Fifteen Years of #Failure
Who really likes hearing about success? …really?
I’m always suspicious of “Big Breakthrough” presentations, or “How We Triumphed” strategy posts. The repeated frustrations we all wade through daily are far more interesting. They help us learn, keep us hungry for improvement, and build resilience.
I’m starting a new venture this spring (following my time at Birmingham Hippodrome trying to tell its story and fill all the seats pictured above) to share with others the benefits of 15 years of learning, improvement and, from time to time, failure. There have been occasional successes too, but none of it happens without bumps in the road.
The Audience Agency in its recent report describes two kinds of resilience: survival (or ‘bouncing back’) and adaptive (or ‘bouncing forward’). Failure, either the experience of it or the dread of it, is an important driver, with practical adaptability meaning far more than aspirational words in business plans. Simon Kuper wrote a practical piece in the FT recently about how The Green Movement needs to shape up. Inspired by that (and other articles on LinkedIn), here’s my quick take for the arts based on a few valuable learning experiences.
I’m interested to hear what others think:
1. Take time to build consensus. We can achieve little alone. Teamwork is essential. I often failed to spot the importance of sowing seeds, in non-threatening environments, backed up by relevant stats and observations. When those suggestions are repeated around the table, avoid the ‘I told you so’ temptation. Encourage colleagues to start recognising the problem before expecting anyone to find brain space for a challenge or a solution. The people who think slowest often think deepest. Be patient, but be persistent.
2. Decide who decides. Years ago I read a clear guide to decision-making, and a fading post-it note by my desk still does its best to remind me: “Consider. Consult. Commit. Communicate. Check.” If the facts change, you can and should change your mind (thanks, John Maynard Keynes). Everyone loses focus when ownership and decision-making is shared too widely, and all too often, that’s when resilience can take a hit.
3. Time for a little R’n’R? (No, not ‘rock ’n’ roll’, nor ‘rest and recuperation’ though both play their part.) I’ve tried to thrust this line into artistic planning discussions: Be Relevant and Remarkable, NOT Random and Repetitive. Audiences see through it immediately. How about some new KPIs: ‘how relevant was this to our priority target audiences?’… ‘did anyone really find this truly remarkable, or just another in a long line of examples of what we do?’

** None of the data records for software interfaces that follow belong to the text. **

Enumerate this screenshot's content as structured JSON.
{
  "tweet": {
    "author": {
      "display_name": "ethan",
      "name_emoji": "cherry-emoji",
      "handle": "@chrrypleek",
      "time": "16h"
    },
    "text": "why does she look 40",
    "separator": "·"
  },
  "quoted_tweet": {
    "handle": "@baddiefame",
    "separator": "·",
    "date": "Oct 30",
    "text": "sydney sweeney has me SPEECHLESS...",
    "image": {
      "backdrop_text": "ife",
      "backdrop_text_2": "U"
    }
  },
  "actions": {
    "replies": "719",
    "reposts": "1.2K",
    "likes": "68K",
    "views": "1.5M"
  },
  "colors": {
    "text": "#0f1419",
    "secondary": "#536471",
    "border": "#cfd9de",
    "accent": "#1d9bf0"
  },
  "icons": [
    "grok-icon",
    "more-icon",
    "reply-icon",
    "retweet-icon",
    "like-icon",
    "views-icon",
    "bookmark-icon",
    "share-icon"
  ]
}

4. Don’t shoot the messenger, equip them. When organisations shout however legitimately about their own successes, they can just sound arrogant and worthy. Get others to blow your trumpet. Performers are great for some artistic passion, but more importantly don’t underestimate the zeal of the convert (especially the late-in-life newcomer) who can’t believe how much they’ve been missing out. And make it easy for the Trustee or the politician by equipping them repeatedly with core, easy-to-remember, remarkable messages.
5. “Talk to funders in the language they understand.” A straight quote from Jeremy Wright (UK Secretary of State for DCMS at time of writing). There remains a case for increased arts funding, he believes, but The Treasury will always need convincing — as with every government department. And it doesn’t only have to be about asking for more money from the same sources. I’ve heard politicians and leaders begging arts organisations for more creative responses to local challenges in health, education and training. As a sector we’re still failing to find compelling ways to contribute relevant and valuable impact. If we did, perhaps it could open up new funding partnerships and grow our audiences.

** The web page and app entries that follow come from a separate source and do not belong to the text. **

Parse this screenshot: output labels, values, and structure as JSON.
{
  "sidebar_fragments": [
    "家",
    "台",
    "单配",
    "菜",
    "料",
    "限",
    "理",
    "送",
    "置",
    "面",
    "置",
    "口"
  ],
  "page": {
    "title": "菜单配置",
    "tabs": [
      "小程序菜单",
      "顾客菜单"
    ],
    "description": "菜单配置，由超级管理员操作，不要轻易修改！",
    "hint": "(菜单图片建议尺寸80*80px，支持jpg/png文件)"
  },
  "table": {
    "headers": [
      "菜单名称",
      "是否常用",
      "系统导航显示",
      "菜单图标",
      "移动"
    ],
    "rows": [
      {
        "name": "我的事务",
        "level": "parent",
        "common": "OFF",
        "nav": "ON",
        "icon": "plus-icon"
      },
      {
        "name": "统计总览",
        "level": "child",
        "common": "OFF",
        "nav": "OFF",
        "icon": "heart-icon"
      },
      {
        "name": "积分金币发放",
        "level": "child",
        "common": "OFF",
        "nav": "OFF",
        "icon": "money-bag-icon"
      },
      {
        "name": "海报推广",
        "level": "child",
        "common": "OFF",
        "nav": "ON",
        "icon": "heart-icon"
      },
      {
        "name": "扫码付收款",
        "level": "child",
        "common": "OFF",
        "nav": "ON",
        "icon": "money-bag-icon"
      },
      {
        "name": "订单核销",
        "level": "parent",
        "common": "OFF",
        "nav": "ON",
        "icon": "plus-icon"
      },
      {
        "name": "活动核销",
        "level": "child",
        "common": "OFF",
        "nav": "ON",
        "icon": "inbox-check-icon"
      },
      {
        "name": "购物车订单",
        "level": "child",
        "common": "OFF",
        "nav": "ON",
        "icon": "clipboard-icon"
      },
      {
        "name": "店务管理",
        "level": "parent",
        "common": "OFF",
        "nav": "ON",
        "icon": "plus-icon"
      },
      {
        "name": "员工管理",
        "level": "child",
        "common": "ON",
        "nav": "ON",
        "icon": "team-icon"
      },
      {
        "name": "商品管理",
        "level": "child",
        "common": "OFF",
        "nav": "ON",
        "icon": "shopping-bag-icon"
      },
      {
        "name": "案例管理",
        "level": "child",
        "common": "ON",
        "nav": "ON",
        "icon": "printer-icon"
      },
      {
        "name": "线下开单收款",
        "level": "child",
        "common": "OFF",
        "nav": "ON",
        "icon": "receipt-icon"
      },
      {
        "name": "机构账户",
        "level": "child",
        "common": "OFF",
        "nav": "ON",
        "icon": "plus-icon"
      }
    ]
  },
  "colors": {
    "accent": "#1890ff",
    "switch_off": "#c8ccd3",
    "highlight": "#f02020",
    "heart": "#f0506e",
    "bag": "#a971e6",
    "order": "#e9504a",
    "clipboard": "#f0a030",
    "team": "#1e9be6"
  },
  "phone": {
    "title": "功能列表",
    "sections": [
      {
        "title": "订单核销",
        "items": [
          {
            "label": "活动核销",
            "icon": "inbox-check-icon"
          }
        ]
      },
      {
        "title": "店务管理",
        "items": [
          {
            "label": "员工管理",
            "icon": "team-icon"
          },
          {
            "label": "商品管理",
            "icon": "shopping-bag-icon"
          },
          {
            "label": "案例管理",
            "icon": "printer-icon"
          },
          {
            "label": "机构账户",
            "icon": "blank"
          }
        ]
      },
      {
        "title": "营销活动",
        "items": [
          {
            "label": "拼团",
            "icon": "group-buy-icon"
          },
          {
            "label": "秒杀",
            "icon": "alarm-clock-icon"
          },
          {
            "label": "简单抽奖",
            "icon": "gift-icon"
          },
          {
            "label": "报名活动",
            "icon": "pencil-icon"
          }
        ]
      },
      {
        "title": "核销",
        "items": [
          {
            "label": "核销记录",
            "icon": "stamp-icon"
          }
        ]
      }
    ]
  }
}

6. Story-tellers… who, us? It’s our stock-in-trade. It’s what we do. So how come we fail too often, as an industry, to get our message across? For our core fans the arts can shake the senses, awaken the emotions, make people think differently and feel connected. But more broadly, many feel ambivalent at best, and often wholly disengaged or confused. Perhaps our expectations are too high. Perhaps it’s that ‘messenger’ challenge. But we need to strike hard, well, and repeatedly to crash through all the noise. Try bringing impact to life by telling personal and hopeful stories across every channel; and go easy on those dark and pitiful tales of impending doom.
7. Make failure work for you. How often is this really practiced? And how much do we really learn? Last summer I heard Google’s Luke Rodehorst (he tweets a daily haiku) talk convincingly about failed project teams becoming stronger and contributing even more as they are re-deployed across new initiatives. Years ago I was turned down for a Bridgewater Hall job by the late great Howard Raynor for not having failed sufficiently, nor experienced enough disasters. Maybe I had, but just didn’t value them enough.

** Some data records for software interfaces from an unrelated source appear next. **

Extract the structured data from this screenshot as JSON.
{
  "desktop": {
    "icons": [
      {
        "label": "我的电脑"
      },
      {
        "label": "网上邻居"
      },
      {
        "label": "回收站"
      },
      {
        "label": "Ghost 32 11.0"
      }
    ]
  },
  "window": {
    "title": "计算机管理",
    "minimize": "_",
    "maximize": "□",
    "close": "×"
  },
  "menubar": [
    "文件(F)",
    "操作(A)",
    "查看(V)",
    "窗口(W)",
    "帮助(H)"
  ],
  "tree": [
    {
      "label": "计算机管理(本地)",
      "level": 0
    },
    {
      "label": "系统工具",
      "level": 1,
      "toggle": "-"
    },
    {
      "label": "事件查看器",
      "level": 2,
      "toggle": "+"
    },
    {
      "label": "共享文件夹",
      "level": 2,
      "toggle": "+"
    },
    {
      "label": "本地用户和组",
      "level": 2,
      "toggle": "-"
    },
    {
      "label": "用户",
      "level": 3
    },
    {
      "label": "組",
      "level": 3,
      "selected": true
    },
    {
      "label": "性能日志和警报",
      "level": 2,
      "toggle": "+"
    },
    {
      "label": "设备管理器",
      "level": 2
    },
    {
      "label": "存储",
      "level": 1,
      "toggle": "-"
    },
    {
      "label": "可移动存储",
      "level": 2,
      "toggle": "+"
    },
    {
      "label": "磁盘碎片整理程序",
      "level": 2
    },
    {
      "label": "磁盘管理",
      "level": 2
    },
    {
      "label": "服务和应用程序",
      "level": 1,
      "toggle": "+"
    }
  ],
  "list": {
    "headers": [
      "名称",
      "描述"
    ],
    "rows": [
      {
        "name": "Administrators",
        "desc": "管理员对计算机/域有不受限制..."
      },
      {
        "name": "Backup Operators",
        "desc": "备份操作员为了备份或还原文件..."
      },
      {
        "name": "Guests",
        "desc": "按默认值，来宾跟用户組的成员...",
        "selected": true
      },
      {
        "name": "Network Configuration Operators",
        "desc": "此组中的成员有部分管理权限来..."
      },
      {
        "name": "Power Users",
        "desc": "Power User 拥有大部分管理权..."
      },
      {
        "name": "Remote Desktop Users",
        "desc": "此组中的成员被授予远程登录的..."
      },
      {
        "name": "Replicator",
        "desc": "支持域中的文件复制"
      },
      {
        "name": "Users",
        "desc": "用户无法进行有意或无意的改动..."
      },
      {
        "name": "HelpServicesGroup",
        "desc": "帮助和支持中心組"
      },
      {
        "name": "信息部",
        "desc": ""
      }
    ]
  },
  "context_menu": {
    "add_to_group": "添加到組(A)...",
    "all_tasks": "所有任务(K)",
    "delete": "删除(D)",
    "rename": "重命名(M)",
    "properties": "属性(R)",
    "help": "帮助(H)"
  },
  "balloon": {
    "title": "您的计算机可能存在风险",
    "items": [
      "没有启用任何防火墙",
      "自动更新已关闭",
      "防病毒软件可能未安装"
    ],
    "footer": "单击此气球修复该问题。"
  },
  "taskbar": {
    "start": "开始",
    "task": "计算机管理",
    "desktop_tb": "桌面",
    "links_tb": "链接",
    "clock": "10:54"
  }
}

8. Sign-post, share, thank. And be generous. There’s lots of this on social media, but it feels pretty competitive sometimes. I’m talking about the quiet nudge, or the discreet note which proves you care about someone else’s problem. And think about those big projects that consume every waking hour for months: you deliver the goods, and the partners walk away. I’m not into group hugs, but the occasional recognition boosts team confidence enormously. I wish I’d done more. #Fail
So as an individual, as a team player, as an organisation, a network of partners, or an entire sector, failure, resilience and adaptability are probably the key components of success.
There’s lots to explore. Let me know what you think.